I’ve been hearing how camping is experiencing an upswing again, which got me wondering how it all started. Thanks to Google and a research paper on the American Camp Association’s web site, I learned organized camping got its start in the late 1800s because people were worried about the effect technology was having on their kids and the environment. When the 1920s roared in, people fretted over spectatoritis. That disease, maybe the pre-curser to nature deficit disorder, was thought to be the result of people so oriented towards being spectators; they ceased being active participants in their own lives. Camping was again a suggested cure as it was in the 1970s when anxiety about the environment and children’s sedentary lifestyles sparked a resurgence.
Here we are today, in the part of the cycle where we’re again worried about our nation’s children, the economy and the environment. As a result, we’re going camping in droves. While there’s nothing new about the need to camp, there are a lot more options now for when, how and where you’ll do it. Mary Burnham, co-author of “Car Camping for Everyone,” breaks it down so your future trips are exactly what you want them to be.
Mary, who has co-authored six books and hundreds of magazine articles on hiking, paddling and camping with her husband Bill, reminds us there are millions of camping options on public and private land. You just have to know what you want. Following is her check list to help you plan your first or next trip.
Where and when to go camping
- Think about what destination you’d like to camp at: lakes, beaches, forests or mountains.
- Consider how far you’re willing to travel. Do you want to treat your peepers to a completely new vista? Or are you searching for rest and relaxation within an hour’s drive of home?
- Who is going on the trip? What interests do they have? Some parks offer planned activities for families while at others you’re on your own to entertain yourself.
- Decide what amenities you need to have. Do you want a secluded site with a picnic table and fire ring? Or do you need a hot shower, cooking grill and water and electrical hookups?
- How much do you want to spend? While camping is a low cost vacation, fees vary depending on whether you’re at a public land campground with few amenities or a private campground with a marina, self-service laundry and recreation room.

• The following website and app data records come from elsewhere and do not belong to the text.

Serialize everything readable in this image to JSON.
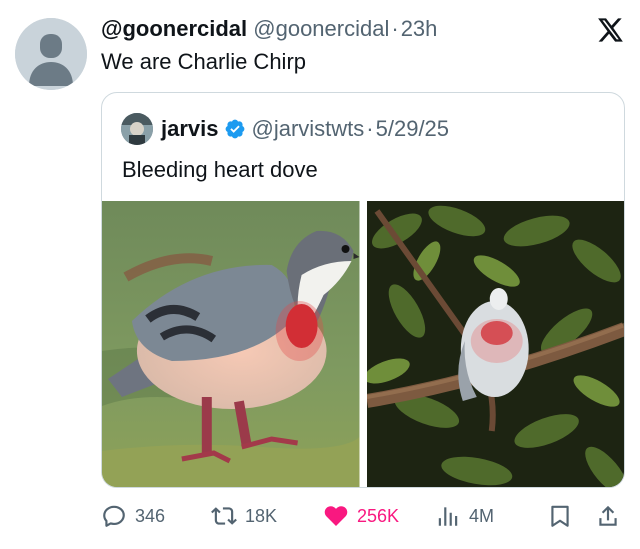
{
  "tweet": {
    "display_name": "@goonercidal",
    "handle": "@goonercidal",
    "separator": "·",
    "time": "23h",
    "text": "We are Charlie Chirp",
    "avatar_icon": "default-avatar-icon"
  },
  "quoted_tweet": {
    "display_name": "jarvis",
    "handle": "@jarvistwts",
    "separator": "·",
    "date": "5/29/25",
    "text": "Bleeding heart dove",
    "verified": true,
    "verified_color": "#1d9bf0"
  },
  "photos": [
    {
      "subject": "bleeding heart dove standing on mossy ground"
    },
    {
      "subject": "bleeding heart dove perched in tree at night"
    }
  ],
  "actions": {
    "replies": "346",
    "reposts": "18K",
    "likes": "256K",
    "views": "4M",
    "liked": true,
    "like_color": "#f91880",
    "muted_color": "#536471"
  },
  "brand": {
    "logo_icon": "x-logo-icon"
  }
}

-Factor in who you’re going with. Is this a family trip or a large group camp out? That will determine what site or sites you may need.
- Once you’ve selected what scenery you’d like to enjoy over your morning cup of coffee, you can narrow down your final destination to public parks, public lands or private campgrounds.
- National and state parks offer great campgrounds, often with many amenities.
- Public lands such as national forests, wildlife refuges and Bureau of Land Management property offer campgrounds that may have fewer amenities but may be cheaper and less crowded.
- Search for public land campgrounds at:
- Check out your state park agency Web site as well.
- Check out private campgrounds at www.gocampingAmerica.com or www.koa.com
- Read online reviews of prospective campgrounds to see what others thought of their experiences.
- If you want to avoid crowds, pay attention to dates and locations so you don’t end up camping near an event such Bike Week or a NASCAR race. Also, consider going mid-week, when everyone else is at work.
- Finally, wherever and whenever you decide to go, make sure you reserve your site and avoid the disappointment of pulling into a campground that has its no vacancy sign out.
*You can reserve national lands sites up to six months in advance at: <http://www.fs.fed.us/recreation/reservations/nrrs.shtml>
*You can reserve many state park campgrounds up to 11 months in advance at <http://www.reserveamerica.com>
If you want more great camping advice, I recommend checking out Mary’s book. What I love about it is the layout makes it easy to find and absorb the information. It packs a lot of tips in lists and short bullet points under pertinent photos. The chapters are logically organized and specific so you don’t have to read the whole book. Just find the information you want and dig in.
The Burnhams specialize in hiking in Virginia. To find a great hike, go to http://www.burnhamvirginia.com/hike.html
You can follow my updates on Facebook at facebook.com/tammy.sapp2 and Twitter @TammyDianeSapp.